Reprint all entries without any alteration.
(AVAILABLE RECORDS Opens)
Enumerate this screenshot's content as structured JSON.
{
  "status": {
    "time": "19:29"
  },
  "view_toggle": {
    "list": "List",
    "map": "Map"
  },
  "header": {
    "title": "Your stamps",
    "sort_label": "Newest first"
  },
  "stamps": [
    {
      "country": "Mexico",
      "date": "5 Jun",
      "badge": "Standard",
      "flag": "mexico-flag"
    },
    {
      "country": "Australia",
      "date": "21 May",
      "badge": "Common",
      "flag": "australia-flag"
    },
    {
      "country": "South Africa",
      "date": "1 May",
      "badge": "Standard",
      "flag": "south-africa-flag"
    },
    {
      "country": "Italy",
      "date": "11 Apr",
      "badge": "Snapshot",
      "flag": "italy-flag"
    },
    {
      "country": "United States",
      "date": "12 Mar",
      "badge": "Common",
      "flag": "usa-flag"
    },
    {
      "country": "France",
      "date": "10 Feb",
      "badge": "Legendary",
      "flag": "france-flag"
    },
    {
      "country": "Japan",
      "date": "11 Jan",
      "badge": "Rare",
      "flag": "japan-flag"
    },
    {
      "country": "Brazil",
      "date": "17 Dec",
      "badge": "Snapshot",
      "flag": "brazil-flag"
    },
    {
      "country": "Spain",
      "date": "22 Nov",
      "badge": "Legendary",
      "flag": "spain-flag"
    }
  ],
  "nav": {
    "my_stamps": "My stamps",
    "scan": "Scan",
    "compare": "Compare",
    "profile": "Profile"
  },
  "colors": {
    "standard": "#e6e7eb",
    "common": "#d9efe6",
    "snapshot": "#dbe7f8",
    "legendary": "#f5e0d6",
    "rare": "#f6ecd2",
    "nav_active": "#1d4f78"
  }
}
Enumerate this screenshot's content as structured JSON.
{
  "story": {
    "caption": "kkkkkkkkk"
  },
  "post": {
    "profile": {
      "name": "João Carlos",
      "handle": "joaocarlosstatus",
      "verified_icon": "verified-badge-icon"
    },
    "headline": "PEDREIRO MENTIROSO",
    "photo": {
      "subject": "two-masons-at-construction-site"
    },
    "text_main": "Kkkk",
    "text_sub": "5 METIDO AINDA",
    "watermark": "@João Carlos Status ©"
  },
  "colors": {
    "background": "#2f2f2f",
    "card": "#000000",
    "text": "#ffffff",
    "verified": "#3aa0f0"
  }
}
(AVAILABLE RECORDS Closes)
• EXPECTED OUTPUT:
Enumerate this screenshot's content as structured JSON.
{
  "status": {
    "time": "19:29"
  },
  "view_toggle": {
    "list": "List",
    "map": "Map"
  },
  "header": {
    "title": "Your stamps",
    "sort_label": "Newest first"
  },
  "stamps": [
    {
      "country": "Mexico",
      "date": "5 Jun",
      "badge": "Standard",
      "flag": "mexico-flag"
    },
    {
      "country": "Australia",
      "date": "21 May",
      "badge": "Common",
      "flag": "australia-flag"
    },
    {
      "country": "South Africa",
      "date": "1 May",
      "badge": "Standard",
      "flag": "south-africa-flag"
    },
    {
      "country": "Italy",
      "date": "11 Apr",
      "badge": "Snapshot",
      "flag": "italy-flag"
    },
    {
      "country": "United States",
      "date": "12 Mar",
      "badge": "Common",
      "flag": "usa-flag"
    },
    {
      "country": "France",
      "date": "10 Feb",
      "badge": "Legendary",
      "flag": "france-flag"
    },
    {
      "country": "Japan",
      "date": "11 Jan",
      "badge": "Rare",
      "flag": "japan-flag"
    },
    {
      "country": "Brazil",
      "date": "17 Dec",
      "badge": "Snapshot",
      "flag": "brazil-flag"
    },
    {
      "country": "Spain",
      "date": "22 Nov",
      "badge": "Legendary",
      "flag": "spain-flag"
    }
  ],
  "nav": {
    "my_stamps": "My stamps",
    "scan": "Scan",
    "compare": "Compare",
    "profile": "Profile"
  },
  "colors": {
    "standard": "#e6e7eb",
    "common": "#d9efe6",
    "snapshot": "#dbe7f8",
    "legendary": "#f5e0d6",
    "rare": "#f6ecd2",
    "nav_active": "#1d4f78"
  }
}
Enumerate this screenshot's content as structured JSON.
{
  "story": {
    "caption": "kkkkkkkkk"
  },
  "post": {
    "profile": {
      "name": "João Carlos",
      "handle": "joaocarlosstatus",
      "verified_icon": "verified-badge-icon"
    },
    "headline": "PEDREIRO MENTIROSO",
    "photo": {
      "subject": "two-masons-at-construction-site"
    },
    "text_main": "Kkkk",
    "text_sub": "5 METIDO AINDA",
    "watermark": "@João Carlos Status ©"
  },
  "colors": {
    "background": "#2f2f2f",
    "card": "#000000",
    "text": "#ffffff",
    "verified": "#3aa0f0"
  }
}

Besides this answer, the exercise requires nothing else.